Afghan communities will soon become better equipped to engage citizens and ensure all voices are heard, thanks to the Afghanistan Institute for Civil Society (AICS). Launched in February at a ceremony attended by Dr. Abdullah Abdullah, Afghanistan’s Chief Executive Officer, AICS is the first locally-driven, independent organization supporting civil society at the community level in Afghanistan. Nearly 200 Afghans from various sectors attended the event in Kabul.
AICS was established by Aga Khan Development Network, in partnership with Counterpart International, to support civil society organizations (CSOs) and build a vibrant civic sector around the country. AICS will help Afghan CSOs improve their performance and ensure they meet both local and international standards of excellence, with certificates awarded to organizations meeting these standards.
AICS supports CSOs at community-based centers and through online learning tools. Its certification process draws upon tools developed by Counterpart’s former I-PACS II program and refined by Counterpart’s ACEP program and the Aga Khan Foundation (AKF).

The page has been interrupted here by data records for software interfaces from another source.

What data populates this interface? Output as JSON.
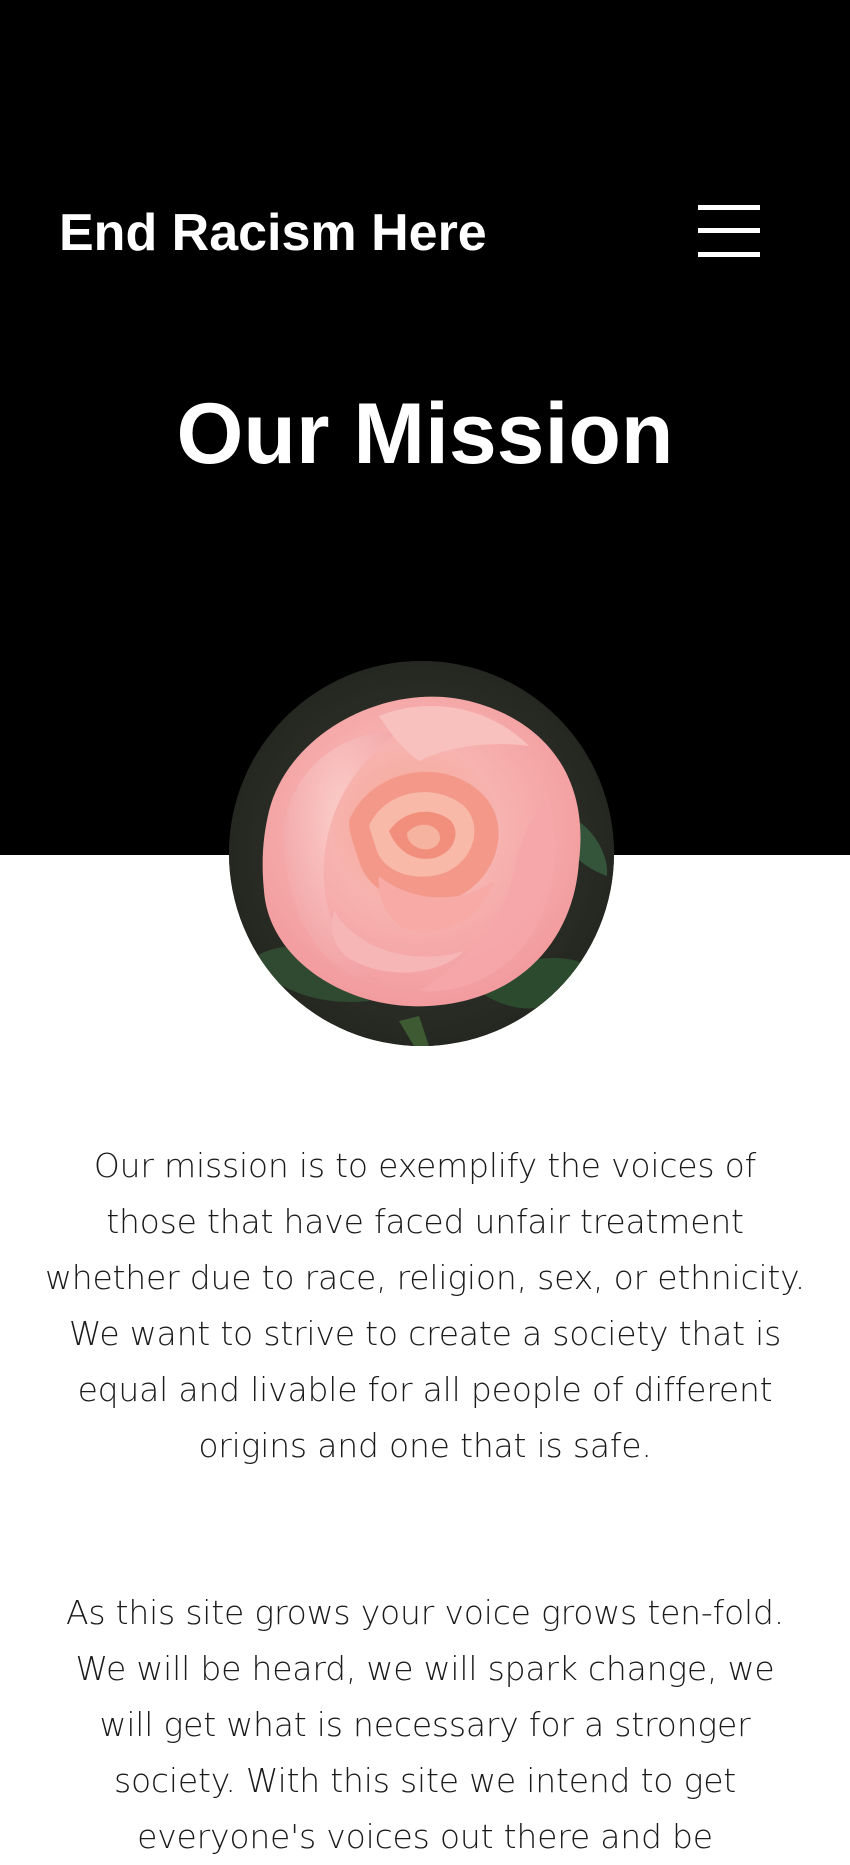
{
  "header": {
    "site_title": "End Racism Here",
    "menu_icon": "hamburger-menu-icon"
  },
  "hero": {
    "page_title": "Our Mission",
    "background_color": "#000000",
    "image": {
      "subject": "pink-rose-photo"
    }
  },
  "content": {
    "paragraphs": [
      "Our mission is to exemplify the voices of those that have faced unfair treatment whether due to race, religion, sex, or ethnicity. We want to strive to create a society that is equal and livable for all people of different origins and one that is safe.",
      "As this site grows your voice grows ten-fold. We will be heard, we will spark change, we will get what is necessary for a stronger society. With this site we intend to get everyone's voices out there and be"
    ]
  },
  "colors": {
    "hero_background": "#000000",
    "page_background": "#ffffff",
    "heading_text": "#ffffff",
    "body_text": "#1b1b1b",
    "rose": "#f4a6a0"
  }
}
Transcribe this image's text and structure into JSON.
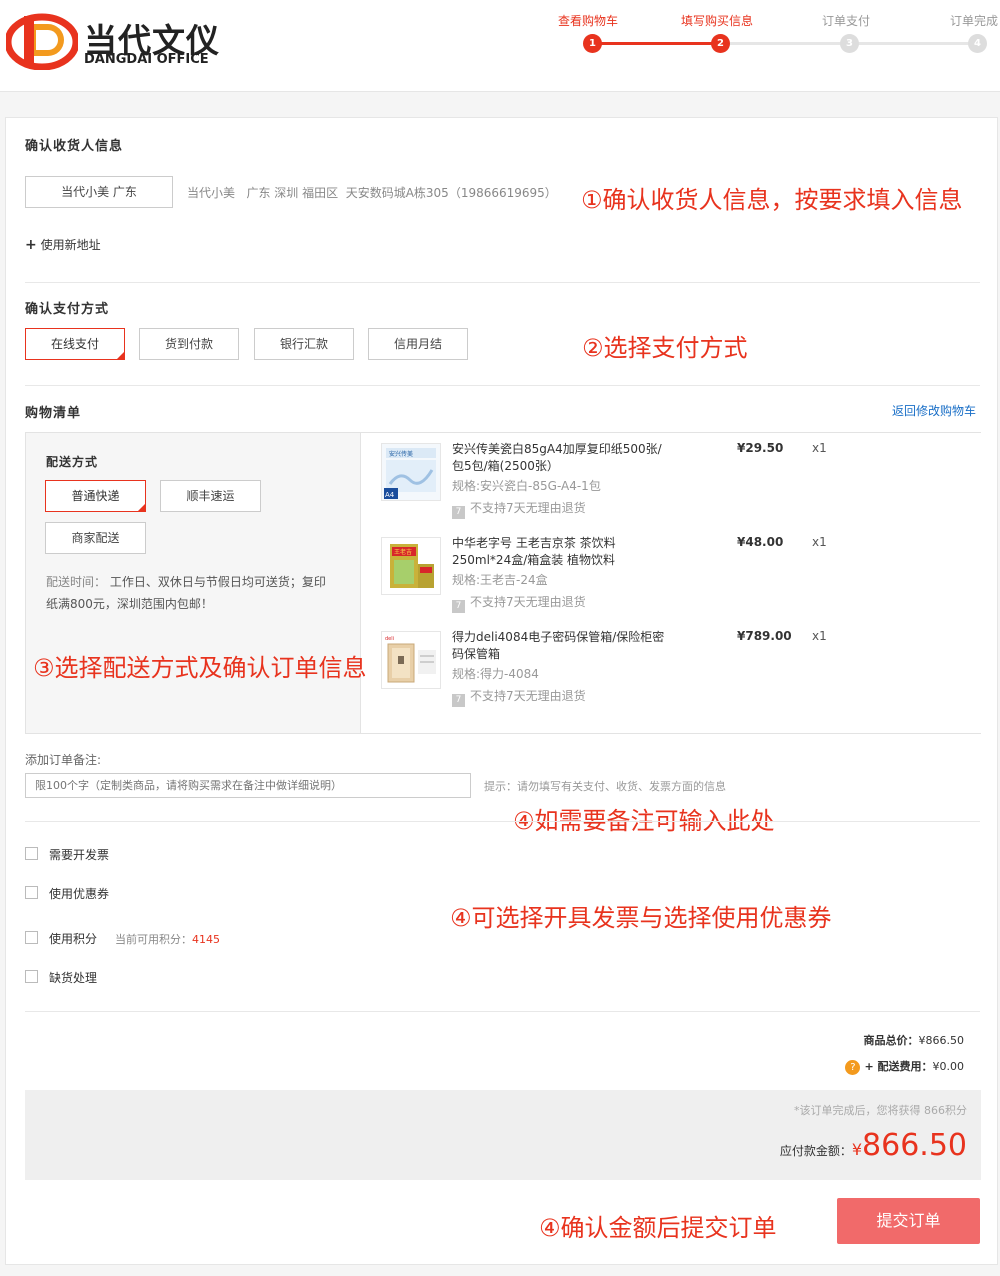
{
  "header": {
    "logo_cn": "当代文仪",
    "logo_en": "DANGDAI OFFICE",
    "steps": [
      {
        "label": "查看购物车",
        "num": "1"
      },
      {
        "label": "填写购买信息",
        "num": "2"
      },
      {
        "label": "订单支付",
        "num": "3"
      },
      {
        "label": "订单完成",
        "num": "4"
      }
    ],
    "current_step": 2
  },
  "consignee": {
    "title": "确认收货人信息",
    "selected_address_label": "当代小美 广东",
    "address_detail": "当代小美   广东 深圳 福田区  天安数码城A栋305（19866619695）",
    "add_address": "使用新地址",
    "annotation": "①确认收货人信息，按要求填入信息"
  },
  "payment": {
    "title": "确认支付方式",
    "options": [
      "在线支付",
      "货到付款",
      "银行汇款",
      "信用月结"
    ],
    "selected": "在线支付",
    "annotation": "②选择支付方式"
  },
  "cart": {
    "title": "购物清单",
    "back_link": "返回修改购物车",
    "shipping_title": "配送方式",
    "shipping_options": [
      "普通快递",
      "顺丰速运",
      "商家配送"
    ],
    "shipping_selected": "普通快递",
    "shipping_note_label": "配送时间：",
    "shipping_note_line1": "工作日、双休日与节假日均可送货；复印",
    "shipping_note_line2": "纸满800元，深圳范围内包邮！",
    "annotation": "③选择配送方式及确认订单信息",
    "items": [
      {
        "name": "安兴传美瓷白85gA4加厚复印纸500张/包5包/箱(2500张）",
        "spec": "规格:安兴瓷白-85G-A4-1包",
        "price": "¥29.50",
        "qty": "x1",
        "return_icon": "7",
        "return_text": "不支持7天无理由退货"
      },
      {
        "name": "中华老字号 王老吉京茶 茶饮料250ml*24盒/箱盒装 植物饮料",
        "spec": "规格:王老吉-24盒",
        "price": "¥48.00",
        "qty": "x1",
        "return_icon": "7",
        "return_text": "不支持7天无理由退货"
      },
      {
        "name": "得力deli4084电子密码保管箱/保险柜密码保管箱",
        "spec": "规格:得力-4084",
        "price": "¥789.00",
        "qty": "x1",
        "return_icon": "7",
        "return_text": "不支持7天无理由退货"
      }
    ],
    "thumb_text": {
      "paper_brand": "安兴传美",
      "paper_size": "A4",
      "tea_brand": "王老吉",
      "safe_brand": "deli"
    }
  },
  "remark": {
    "label": "添加订单备注:",
    "placeholder": "限100个字（定制类商品，请将购买需求在备注中做详细说明）",
    "tip": "提示：请勿填写有关支付、收货、发票方面的信息",
    "annotation": "④如需要备注可输入此处"
  },
  "options": {
    "invoice": "需要开发票",
    "coupon": "使用优惠券",
    "points": "使用积分",
    "points_available_label": "当前可用积分：",
    "points_available_value": "4145",
    "shortage": "缺货处理",
    "annotation": "④可选择开具发票与选择使用优惠券"
  },
  "summary": {
    "goods_total_label": "商品总价：",
    "goods_total": "¥866.50",
    "shipping_fee_label": "+ 配送费用：",
    "shipping_fee": "¥0.00",
    "help_icon": "?",
    "points_note": "*该订单完成后，您将获得 866积分",
    "payable_label": "应付款金额：",
    "payable_currency": "¥",
    "payable_amount": "866.50",
    "submit_label": "提交订单",
    "annotation": "④确认金额后提交订单"
  },
  "colors": {
    "accent": "#e8331e",
    "submit": "#f16a6a",
    "link": "#1a6fc7"
  }
}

Through this innovative certification process, AICS will help CSOs improve their ability to coordinate and engage with key stakeholders, including public and private agencies, donors, and peer CSOs. By equipping CSOs to develop effective, inclusive collaborations, AICS will help organizations become better prepared to provide services and participate in important policy discussions. Certification will also help CSOs attract the attention of new partners and strengthen the reputation of their organization and the sector overall.
Dr. Abdullah voiced his support for AICS and spoke about the need to improve communication between civil society and other sectors for the mutual benefit of CSOs, the government, and Afghan citizens. “AICS will contribute to growing a cadre of credible civil society organizations who partner with government in addressing Afghanistan’s development challenges,” said Dr. Abdullah.
Since 2005, Counterpart has worked with civil society organizations and emerging leaders across Afghanistan to influence policy, ensure government transparency, and advocate for political reform. To date, Counterpart has helped nearly 650 Afghan CSOs become more viable, visible, and vocal.
“Counterpart enables Afghan citizens to monitor government accountability and participate in necessary reform,” said Ramin Nouroozi, Counterpart Afghanistan’s Deputy Chief of Party for Programs. “To do this, CSOs need to effectively dialogue with the government. That’s why we need AICS: because AICS will lend support and provide training to those organizations, new and old, that are persevering every day to build better lives and more durable futures for all Afghans.”
Counterpart’s Afghanistan Civic Engagement Program (ACEP) is funded by the United States Agency for International Development (USAID). To learn more about AICS, check out its Facebook and Twitter (@AICSaf).